Reversing herself again: “But I wanna do something, I don’t wanna be done. Acting is like being an instrument. It could be the violin, it could be the oboe. You need a guy to play you. You can’t play your own self by yourself, unless you’re a mechanical piano.”

Back to extolling the director’s art, she reels off her favorites. “I love the dreamlike world in Fellini and the true horror in Polanski, and the solitude. I love silent movies, Dziga Vertov and Pabst. Abel Ferrara taught me a great lesson—the way he pushes actors to their limit. I did that too. I had these two people having sex [for a scene]; they didn’t know each other, they’re not porn actors; one is a DJ, Vera is a friend. It was lunch break, I convinced them to have sex. I know how to get what I want. If I have to be scary, I’ll be scary. That time I needed to be nice. Just . . . nice, like a snake.”

Argento carries Scarlet Diva both as actor and director. In XXX, she has precious few lines, but she’s considering taking another such role to finance her next directorial effort. “I always loved this Brando line: ‘Acting, not prostitution, is the oldest profession.’ Baudelaire said art is prostitution. When you’re giving something so intimate to the world and being paid for it, that’s no different. But artists also get pleasure. We do it for ourselves. It’s a really funky kind of prostitution.” And filled with surprises and inversions, it turns out: “With Scarlet Diva I wanted to make a silent movie. That’s why the big faces, big expressions, everything is so exaggerated. Instead I did the silent movie with XXX.”

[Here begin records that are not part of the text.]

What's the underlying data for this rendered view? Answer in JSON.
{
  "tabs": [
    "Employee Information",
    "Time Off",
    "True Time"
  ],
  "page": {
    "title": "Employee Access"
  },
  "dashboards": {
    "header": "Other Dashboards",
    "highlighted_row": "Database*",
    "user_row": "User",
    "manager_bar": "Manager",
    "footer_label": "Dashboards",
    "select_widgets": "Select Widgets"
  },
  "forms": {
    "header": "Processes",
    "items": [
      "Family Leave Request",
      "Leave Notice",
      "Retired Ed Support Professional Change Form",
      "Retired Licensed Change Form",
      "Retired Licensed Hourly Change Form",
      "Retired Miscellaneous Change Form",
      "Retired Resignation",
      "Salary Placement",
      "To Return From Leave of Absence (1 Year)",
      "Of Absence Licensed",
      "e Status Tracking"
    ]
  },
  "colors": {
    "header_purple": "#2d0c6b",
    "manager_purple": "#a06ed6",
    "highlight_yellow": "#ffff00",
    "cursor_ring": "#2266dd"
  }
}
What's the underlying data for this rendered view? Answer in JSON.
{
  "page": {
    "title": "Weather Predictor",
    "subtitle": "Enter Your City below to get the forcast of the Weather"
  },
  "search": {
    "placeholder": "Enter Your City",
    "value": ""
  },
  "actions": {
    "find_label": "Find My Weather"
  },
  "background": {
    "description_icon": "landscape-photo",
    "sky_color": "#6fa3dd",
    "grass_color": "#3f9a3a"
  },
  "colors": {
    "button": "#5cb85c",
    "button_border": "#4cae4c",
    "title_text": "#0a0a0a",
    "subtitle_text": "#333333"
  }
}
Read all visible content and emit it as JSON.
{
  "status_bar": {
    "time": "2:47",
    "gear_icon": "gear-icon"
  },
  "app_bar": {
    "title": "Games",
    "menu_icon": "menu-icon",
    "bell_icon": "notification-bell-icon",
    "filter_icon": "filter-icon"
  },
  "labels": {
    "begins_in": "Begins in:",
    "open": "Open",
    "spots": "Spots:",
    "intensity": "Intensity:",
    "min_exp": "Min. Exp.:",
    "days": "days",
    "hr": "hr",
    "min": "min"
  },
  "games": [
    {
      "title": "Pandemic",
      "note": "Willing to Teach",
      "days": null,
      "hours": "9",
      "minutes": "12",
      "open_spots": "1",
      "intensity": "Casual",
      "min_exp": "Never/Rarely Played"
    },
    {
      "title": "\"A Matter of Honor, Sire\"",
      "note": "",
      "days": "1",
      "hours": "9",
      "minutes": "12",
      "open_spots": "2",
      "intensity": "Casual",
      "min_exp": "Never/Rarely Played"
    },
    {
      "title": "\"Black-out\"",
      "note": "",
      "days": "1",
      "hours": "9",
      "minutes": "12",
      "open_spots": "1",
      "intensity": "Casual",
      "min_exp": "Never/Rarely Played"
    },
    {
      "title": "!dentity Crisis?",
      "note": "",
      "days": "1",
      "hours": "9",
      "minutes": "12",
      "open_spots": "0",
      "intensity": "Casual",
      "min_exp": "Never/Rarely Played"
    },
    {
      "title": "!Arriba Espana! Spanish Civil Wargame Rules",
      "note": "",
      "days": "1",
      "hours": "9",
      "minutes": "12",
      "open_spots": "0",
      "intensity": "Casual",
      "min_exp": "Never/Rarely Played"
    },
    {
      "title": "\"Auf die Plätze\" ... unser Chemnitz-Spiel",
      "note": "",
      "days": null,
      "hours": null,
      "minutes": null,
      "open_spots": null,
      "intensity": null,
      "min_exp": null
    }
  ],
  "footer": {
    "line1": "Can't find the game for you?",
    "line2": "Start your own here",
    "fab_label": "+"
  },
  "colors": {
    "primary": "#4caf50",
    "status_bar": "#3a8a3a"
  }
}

Also in this issue:

Michael Atkinson’s review of XXX and Scarlet Diva